1. Do your research using the 3 sites I mentioned
When you are deciding the difficulty and terrain rating for your hide, it’s a good idea to do a bit of research. Refer to the Groundspeak ratings documentation, The ClayJar Geocache Rating System and the TechBlazer Rating System to give you an idea. You can then perhaps take an average.
2. Use your noggin!
Take into consideration that the rating systems may not totally reflect the more unique hide types like underwater ones, or night caches
for example. Use common sense to adjust your ratings accordingly. If you think there is something particularly tricky about your hide that isn’t mentioned in any of the rating systems, perhaps consider nudging your rating up a bit. I think 0.5 is probably a good nudge.
3. Think about the clues
Also consider that the difficulty will differ depending on how good your cache description and hint are. If I told finders *EXACTLY* where my cache is positioned I’d probably lower the difficulty to about 2 instead of 3.5, but keep the terrain at 3.
At first a nano may seem tricky, but they are usually magnetic so you usually have a good inkling of what you’re looking for after you have found a few. I’ve never found a nano that wasn’t hidden in a magnetic location. I guess there may be a few out there (Possibly popped in little appropriate nano-sized holes?). Finders probably wouldn’t expect to find a nano there so consider that when choosing difficulty ratings. Also if you’re hiding a micro that is nailed somewhere or hanging remember that finders probably won’t expect it to be there either.
5. Changes in the environment over time

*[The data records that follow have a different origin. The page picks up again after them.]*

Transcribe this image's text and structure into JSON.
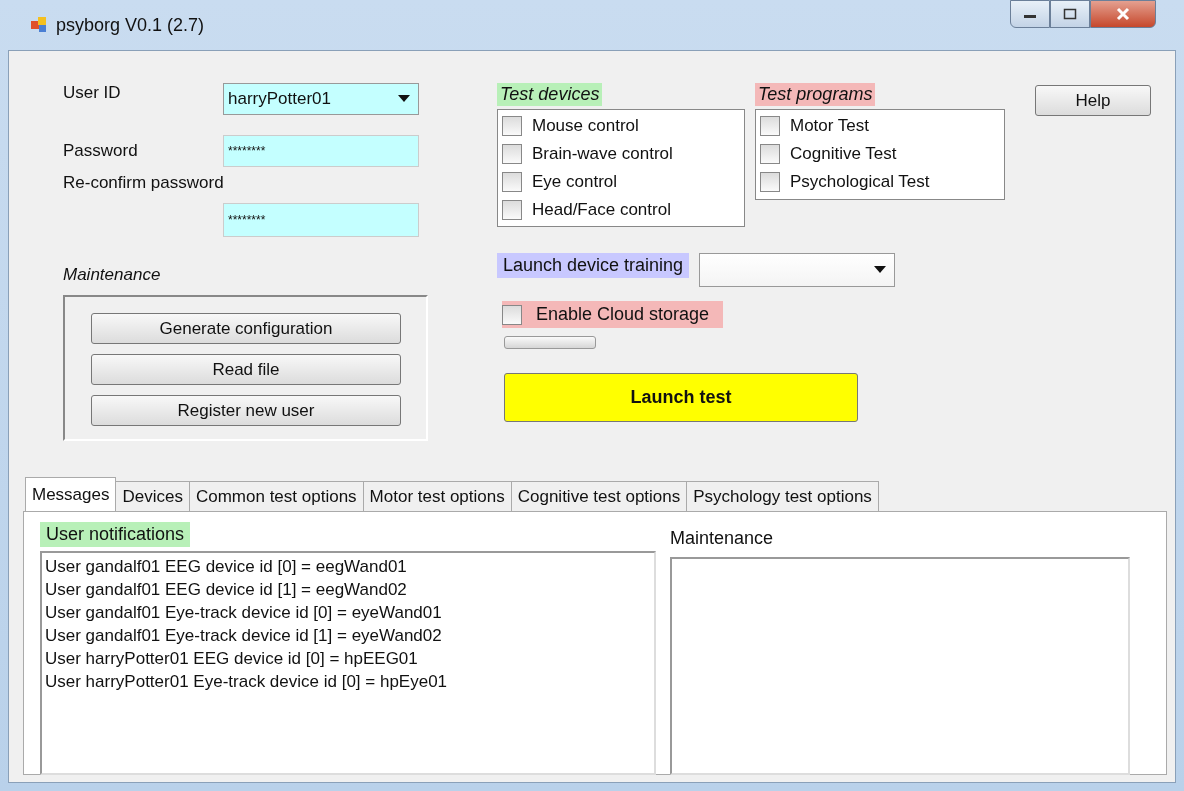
{
  "window": {
    "title": "psyborg V0.1 (2.7)"
  },
  "user_id": {
    "label": "User ID",
    "value": "harryPotter01"
  },
  "password": {
    "label": "Password",
    "value": "********"
  },
  "reconfirm": {
    "label": "Re-confirm password",
    "value": "********"
  },
  "maintenance": {
    "title": "Maintenance",
    "buttons": [
      "Generate configuration",
      "Read file",
      "Register new user"
    ]
  },
  "test_devices": {
    "title": "Test devices",
    "items": [
      {
        "label": "Mouse control",
        "checked": false
      },
      {
        "label": "Brain-wave control",
        "checked": false
      },
      {
        "label": "Eye control",
        "checked": false
      },
      {
        "label": "Head/Face control",
        "checked": false
      }
    ]
  },
  "test_programs": {
    "title": "Test programs",
    "items": [
      {
        "label": "Motor Test",
        "checked": false
      },
      {
        "label": "Cognitive Test",
        "checked": false
      },
      {
        "label": "Psychological Test",
        "checked": false
      }
    ]
  },
  "help_button": "Help",
  "device_training": {
    "label": "Launch device training"
  },
  "cloud_storage": {
    "label": "Enable Cloud storage",
    "checked": false
  },
  "progress": {
    "level": 0
  },
  "launch_button": "Launch test",
  "tabs": [
    {
      "label": "Messages",
      "selected": true
    },
    {
      "label": "Devices",
      "selected": false
    },
    {
      "label": "Common test options",
      "selected": false
    },
    {
      "label": "Motor test options",
      "selected": false
    },
    {
      "label": "Cognitive test options",
      "selected": false
    },
    {
      "label": "Psychology test options",
      "selected": false
    }
  ],
  "user_notifications": {
    "title": "User notifications",
    "lines": [
      "User gandalf01 EEG device id [0] = eegWand01",
      "User gandalf01 EEG device id [1] = eegWand02",
      "User gandalf01 Eye-track device id [0] = eyeWand01",
      "User gandalf01 Eye-track device id [1] = eyeWand02",
      "User harryPotter01 EEG device id [0] = hpEEG01",
      "User harryPotter01 Eye-track device id [0] = hpEye01"
    ]
  },
  "maintenance_log": {
    "title": "Maintenance"
  }
}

Remember that over time undergrowth can become overgrowth 😉 If you place your cache in an area in the winter, are there likely to be lots of nettles or brambles that sprout up in the summer? If so, you may consider upping your rating slightly. Also, consider upping your rating a year or so down the line if the environment has changed. Ensure that you visit your hide regularly to ensure that there are no obsticles that are making it more difficult to find. We found a 3 and a half year old cache a few weeks ago in a tree with a 1.5/1.5 rating. This was probably fine when it was first placed, however since then the tree (Which you had to climb) had sprouted many large, fresh branches and leaves. There were also nettles, thistles and long grass that blocked the path. It was pretty hard to get to and it was also a favourite spot for mosquitos! I’d put it closer to a 2.5/3 rating now. Make sure you adjust your ratings overtime to match any changes in the surroundings, or at least update the description to mention that it may be a bit overgrown. If the area becomes very dangerous to get to, consider archiving the cache and perhaps place a new one nearby in a safer location instead or put a big, obvious caution notice in the description. You don’t want to endanger anyone’s life (Well… I wouldn’t anyway!)
6. AH! IVY!
(I think most UK cachers will agree with me on this one) Remember what a pain in the arse ivy can be and adjust your ratings accordingly 🙂
7. Non-traditional caches
Consider upping the rating if it’s a multi that has many stages that you have to trek to (My record was a 9 stage multi which I’m sure took something like a 7 mile trek before we found the final!), or a multi with quite a few clues that you need to find. If you’re adding an Unknown cache consider how tricky the puzzle is and update the difficulty to reflect that.
8. Use attributes
Difficulty and Terrain ratings are really only an overview of what to expect from a cache hide. With attributes you can be far more specific, and help people get accurate results for their pocket queries.
9. Muggle Traffic
An urban cache in a tree in the middle of a town centre is going to require a higher difficulty rating than one in a tree out in the country where muggles walk their dogs (For example). Although there may be a lot of walkers, bikers, or dog walkers on the trail, that won’t be anywhere near as many muggles as would be in a town centre. Especially at lunchtime!
10. Be safe
Finally, don’t put anyone in a very dangerous situation where physical injury is likely. Think “Is this a cache that I would be comfortable finding?” Do mention any hazards in the cache description in detail so that finders are aware of them. An example is a footpath that goes through a cow field. Cows can be very touchy this time of year if they have their calves with them, especially if you have a dog. There have been a few occasions where people have been trampled by cows. There is a ‘Cattle’ attribute, but I think it may be an idea to go into a little detail in the description on any hazards.